Background: Although theophylline is recommended by current guidelines for the management of asthma in patients with persistent symptoms, theophylline has a narrow therapeutic index, requiring individual dose titration and regular monitoring of serum theophylline concentrations to avoid adverse effects.
Objective: To compare the inhaled long-acting bronchodilator, salmeterol, with the oral bronchodilator, theophylline, in the maintenance treatment of asthma.
Methods: In two multicenter, randomized, double-blind, double-dummy, placebo-controlled, parallel-group studies, patients received salmeterol aerosol 42 micrograms, extended-release theophylline capsules, or placebo twice daily for 12 weeks.
Results: Of 638 adult and adolescent patients with moderate asthma who entered the prebaseline theophylline titration period, 154 were withdrawn prior to randomization (71 due to theophylline-related adverse effects); 484 patients comprised the intent-to-treat population. The mean serum theophylline concentration measured approximately seven hours postdose during the titration period in the theophylline group was 12.7 mg/L (70 mumol/L). The same dose during the treatment period resulted in a mean serum theophylline concentration between 7.6 to 7.9 mg/L (42-44 mumol/L) when measured approximately 12 hours postdose. Salmeterol was significantly more effective than theophylline or placebo in improving mean morning PEF over the entire 12 weeks (P < or = .02). Mean predose FEV1 improved significantly with salmeterol compared with placebo (P < .001); there was no difference between theophylline and placebo. Salmeterol was also significantly more effective than theophylline or placebo (P < .02) in improving asthma symptoms, reducing nighttime awakenings, and reducing the daily use of albuterol. After 12 weeks of treatment, patients in the salmeterol group expressed significantly greater overall satisfaction with their asthma medication than did patients who received theophylline (P < .01). Patients in the theophylline group experienced more gastrointestinal adverse events than did patients in the salmeterol group (P < .05).

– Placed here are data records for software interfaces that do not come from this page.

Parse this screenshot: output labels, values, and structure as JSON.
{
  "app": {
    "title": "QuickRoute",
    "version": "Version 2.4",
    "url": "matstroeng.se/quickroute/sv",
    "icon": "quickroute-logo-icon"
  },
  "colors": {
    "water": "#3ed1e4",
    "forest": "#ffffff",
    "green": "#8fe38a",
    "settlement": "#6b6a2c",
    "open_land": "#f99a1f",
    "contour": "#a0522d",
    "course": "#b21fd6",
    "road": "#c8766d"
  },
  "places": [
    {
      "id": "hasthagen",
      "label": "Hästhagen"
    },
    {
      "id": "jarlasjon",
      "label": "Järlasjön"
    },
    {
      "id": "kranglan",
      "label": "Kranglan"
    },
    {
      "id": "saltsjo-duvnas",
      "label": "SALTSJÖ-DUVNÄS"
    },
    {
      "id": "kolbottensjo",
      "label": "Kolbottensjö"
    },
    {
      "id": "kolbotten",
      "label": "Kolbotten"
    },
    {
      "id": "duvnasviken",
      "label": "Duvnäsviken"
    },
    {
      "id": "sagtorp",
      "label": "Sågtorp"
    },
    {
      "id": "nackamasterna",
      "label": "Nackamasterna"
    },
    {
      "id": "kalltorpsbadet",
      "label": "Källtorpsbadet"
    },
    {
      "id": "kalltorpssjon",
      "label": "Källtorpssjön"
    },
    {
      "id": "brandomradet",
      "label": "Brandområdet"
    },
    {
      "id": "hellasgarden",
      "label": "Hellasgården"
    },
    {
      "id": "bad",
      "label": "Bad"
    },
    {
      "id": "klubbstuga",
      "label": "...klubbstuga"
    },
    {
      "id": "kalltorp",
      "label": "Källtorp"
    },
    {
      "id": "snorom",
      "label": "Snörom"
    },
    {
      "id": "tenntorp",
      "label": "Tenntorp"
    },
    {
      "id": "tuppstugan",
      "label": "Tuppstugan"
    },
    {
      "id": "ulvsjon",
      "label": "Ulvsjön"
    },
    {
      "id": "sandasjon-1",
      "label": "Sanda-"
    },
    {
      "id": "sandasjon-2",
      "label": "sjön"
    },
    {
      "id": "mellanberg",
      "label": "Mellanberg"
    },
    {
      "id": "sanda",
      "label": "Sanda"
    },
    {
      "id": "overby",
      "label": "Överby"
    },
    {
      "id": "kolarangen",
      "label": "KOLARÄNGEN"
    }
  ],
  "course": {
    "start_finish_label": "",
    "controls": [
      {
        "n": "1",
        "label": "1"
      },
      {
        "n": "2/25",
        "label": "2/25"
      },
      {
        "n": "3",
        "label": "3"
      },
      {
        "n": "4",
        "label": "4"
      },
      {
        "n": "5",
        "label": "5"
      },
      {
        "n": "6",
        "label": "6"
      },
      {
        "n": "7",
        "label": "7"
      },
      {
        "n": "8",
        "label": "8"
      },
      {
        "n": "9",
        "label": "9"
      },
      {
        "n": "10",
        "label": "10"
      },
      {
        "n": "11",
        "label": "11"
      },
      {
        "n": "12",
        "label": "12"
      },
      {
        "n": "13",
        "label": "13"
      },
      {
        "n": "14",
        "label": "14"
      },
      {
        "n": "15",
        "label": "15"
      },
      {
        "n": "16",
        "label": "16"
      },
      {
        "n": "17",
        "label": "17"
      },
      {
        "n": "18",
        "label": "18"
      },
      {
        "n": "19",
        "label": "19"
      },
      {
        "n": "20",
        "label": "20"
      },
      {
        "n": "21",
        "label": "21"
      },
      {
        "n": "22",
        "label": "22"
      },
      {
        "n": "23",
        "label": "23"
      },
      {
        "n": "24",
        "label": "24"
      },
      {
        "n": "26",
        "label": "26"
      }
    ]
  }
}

Conclusion: Salmeterol, 42 mg twice daily, was better tolerated and significantly more effective than extended-release theophylline twice daily in the maintenance treatment of asthma.